Items from an interface collection
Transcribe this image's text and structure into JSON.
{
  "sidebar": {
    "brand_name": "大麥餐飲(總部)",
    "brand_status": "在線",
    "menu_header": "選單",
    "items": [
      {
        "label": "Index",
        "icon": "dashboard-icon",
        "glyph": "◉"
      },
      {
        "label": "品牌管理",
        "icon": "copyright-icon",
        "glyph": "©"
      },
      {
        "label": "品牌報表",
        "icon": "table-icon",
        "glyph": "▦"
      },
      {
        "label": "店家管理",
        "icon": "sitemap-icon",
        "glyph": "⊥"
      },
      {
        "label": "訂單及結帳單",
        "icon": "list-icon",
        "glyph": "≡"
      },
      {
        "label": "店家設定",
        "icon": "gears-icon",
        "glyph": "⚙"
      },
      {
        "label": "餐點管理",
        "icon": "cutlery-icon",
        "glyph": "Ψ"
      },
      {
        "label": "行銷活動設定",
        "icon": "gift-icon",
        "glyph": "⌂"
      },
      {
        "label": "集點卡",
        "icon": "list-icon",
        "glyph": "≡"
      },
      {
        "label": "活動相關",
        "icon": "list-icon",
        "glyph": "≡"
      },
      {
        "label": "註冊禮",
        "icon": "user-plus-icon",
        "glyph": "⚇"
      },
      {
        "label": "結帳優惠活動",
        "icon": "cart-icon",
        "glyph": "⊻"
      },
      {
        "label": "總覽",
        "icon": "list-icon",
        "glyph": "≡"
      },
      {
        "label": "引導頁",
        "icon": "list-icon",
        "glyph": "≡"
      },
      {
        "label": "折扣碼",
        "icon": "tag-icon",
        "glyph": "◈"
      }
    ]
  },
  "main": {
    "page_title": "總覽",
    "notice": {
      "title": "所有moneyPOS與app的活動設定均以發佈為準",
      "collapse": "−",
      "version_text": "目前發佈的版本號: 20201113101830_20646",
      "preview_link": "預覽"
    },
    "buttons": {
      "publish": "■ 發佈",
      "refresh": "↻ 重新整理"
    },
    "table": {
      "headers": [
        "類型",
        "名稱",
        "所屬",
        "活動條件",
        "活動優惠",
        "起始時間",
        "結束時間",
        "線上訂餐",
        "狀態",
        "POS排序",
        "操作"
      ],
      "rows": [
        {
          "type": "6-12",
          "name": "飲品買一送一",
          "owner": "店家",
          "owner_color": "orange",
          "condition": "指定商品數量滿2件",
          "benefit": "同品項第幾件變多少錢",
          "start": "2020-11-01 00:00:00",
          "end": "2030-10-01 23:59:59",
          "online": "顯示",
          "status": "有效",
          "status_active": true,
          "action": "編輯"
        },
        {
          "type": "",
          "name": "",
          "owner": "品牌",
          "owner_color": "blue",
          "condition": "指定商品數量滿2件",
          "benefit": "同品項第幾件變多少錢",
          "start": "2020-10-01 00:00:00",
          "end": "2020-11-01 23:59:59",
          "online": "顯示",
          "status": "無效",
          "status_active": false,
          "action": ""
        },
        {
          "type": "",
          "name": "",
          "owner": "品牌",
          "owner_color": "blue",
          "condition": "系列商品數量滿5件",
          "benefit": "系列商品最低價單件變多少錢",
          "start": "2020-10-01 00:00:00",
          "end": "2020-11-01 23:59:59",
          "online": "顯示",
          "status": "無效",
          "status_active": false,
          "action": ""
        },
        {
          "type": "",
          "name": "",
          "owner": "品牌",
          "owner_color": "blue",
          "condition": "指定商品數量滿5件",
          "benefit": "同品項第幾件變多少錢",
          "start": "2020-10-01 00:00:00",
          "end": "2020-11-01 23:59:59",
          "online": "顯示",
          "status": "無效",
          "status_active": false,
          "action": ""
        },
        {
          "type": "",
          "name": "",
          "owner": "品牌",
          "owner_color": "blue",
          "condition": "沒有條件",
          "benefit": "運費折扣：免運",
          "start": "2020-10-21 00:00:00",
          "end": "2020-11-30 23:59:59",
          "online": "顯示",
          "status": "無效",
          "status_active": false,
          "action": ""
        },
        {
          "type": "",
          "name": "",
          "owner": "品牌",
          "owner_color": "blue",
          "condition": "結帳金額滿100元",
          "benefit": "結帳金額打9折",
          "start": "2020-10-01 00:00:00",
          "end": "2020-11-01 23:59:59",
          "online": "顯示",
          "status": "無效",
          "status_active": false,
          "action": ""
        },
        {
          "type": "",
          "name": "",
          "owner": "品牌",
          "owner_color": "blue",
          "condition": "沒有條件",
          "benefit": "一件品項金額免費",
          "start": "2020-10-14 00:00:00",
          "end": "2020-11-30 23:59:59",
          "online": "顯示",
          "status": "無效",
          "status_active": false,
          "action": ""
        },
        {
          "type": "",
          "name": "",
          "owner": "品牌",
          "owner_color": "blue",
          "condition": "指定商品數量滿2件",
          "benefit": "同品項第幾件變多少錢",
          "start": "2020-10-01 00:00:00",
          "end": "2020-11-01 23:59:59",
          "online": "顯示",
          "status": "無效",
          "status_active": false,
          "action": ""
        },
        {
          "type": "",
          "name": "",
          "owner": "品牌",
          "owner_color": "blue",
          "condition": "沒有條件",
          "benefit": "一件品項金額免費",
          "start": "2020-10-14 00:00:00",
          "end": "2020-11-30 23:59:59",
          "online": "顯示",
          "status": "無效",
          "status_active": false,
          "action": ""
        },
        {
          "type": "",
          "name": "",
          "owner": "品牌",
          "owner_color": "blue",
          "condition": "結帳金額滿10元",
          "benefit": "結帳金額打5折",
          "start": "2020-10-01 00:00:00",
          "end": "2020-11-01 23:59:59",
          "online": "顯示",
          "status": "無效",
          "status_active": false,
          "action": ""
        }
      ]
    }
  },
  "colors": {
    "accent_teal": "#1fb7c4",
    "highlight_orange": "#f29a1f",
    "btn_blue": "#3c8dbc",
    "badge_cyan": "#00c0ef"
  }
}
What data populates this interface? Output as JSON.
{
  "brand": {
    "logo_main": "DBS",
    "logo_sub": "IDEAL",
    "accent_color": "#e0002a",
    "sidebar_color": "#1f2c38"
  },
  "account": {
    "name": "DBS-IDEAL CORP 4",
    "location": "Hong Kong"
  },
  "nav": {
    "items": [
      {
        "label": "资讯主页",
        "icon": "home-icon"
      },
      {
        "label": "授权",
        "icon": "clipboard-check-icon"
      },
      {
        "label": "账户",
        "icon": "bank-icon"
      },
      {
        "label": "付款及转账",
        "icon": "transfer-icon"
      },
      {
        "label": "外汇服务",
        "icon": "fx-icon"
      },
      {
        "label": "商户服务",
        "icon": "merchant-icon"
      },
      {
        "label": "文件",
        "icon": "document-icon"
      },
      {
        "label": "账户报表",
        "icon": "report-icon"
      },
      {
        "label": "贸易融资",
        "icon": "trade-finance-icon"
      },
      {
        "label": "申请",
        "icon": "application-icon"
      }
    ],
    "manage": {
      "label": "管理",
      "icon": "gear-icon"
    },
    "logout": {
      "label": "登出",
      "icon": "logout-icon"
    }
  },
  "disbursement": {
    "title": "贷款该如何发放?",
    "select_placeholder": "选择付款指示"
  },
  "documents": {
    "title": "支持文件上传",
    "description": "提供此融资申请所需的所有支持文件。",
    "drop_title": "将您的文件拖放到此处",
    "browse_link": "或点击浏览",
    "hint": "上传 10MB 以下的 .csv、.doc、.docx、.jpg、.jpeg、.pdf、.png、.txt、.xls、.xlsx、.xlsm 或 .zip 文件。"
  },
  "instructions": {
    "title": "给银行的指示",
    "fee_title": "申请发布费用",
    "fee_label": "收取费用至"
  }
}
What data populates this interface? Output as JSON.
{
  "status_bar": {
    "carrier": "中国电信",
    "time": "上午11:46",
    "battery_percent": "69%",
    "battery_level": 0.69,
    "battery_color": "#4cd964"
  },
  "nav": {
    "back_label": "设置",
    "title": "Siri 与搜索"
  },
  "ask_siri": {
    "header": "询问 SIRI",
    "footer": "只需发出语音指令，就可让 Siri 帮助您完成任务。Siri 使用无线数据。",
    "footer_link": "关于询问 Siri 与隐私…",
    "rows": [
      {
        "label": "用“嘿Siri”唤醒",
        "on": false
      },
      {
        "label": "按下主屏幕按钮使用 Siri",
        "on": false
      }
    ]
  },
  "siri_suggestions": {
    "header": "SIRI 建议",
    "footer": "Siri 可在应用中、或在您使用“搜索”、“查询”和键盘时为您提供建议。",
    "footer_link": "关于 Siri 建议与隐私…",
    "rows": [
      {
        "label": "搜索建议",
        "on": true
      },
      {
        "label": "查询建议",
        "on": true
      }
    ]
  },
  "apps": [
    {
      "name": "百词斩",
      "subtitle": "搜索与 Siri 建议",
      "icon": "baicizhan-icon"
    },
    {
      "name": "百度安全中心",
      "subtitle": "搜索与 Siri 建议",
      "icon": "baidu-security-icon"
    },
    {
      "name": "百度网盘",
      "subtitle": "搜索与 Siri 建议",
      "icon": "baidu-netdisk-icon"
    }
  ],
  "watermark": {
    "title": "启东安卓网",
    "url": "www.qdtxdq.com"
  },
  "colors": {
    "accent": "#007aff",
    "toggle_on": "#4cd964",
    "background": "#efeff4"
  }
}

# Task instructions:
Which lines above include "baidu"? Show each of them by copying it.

# Answer to the exercise:
      "icon": "baidu-security-icon"
      "icon": "baidu-netdisk-icon"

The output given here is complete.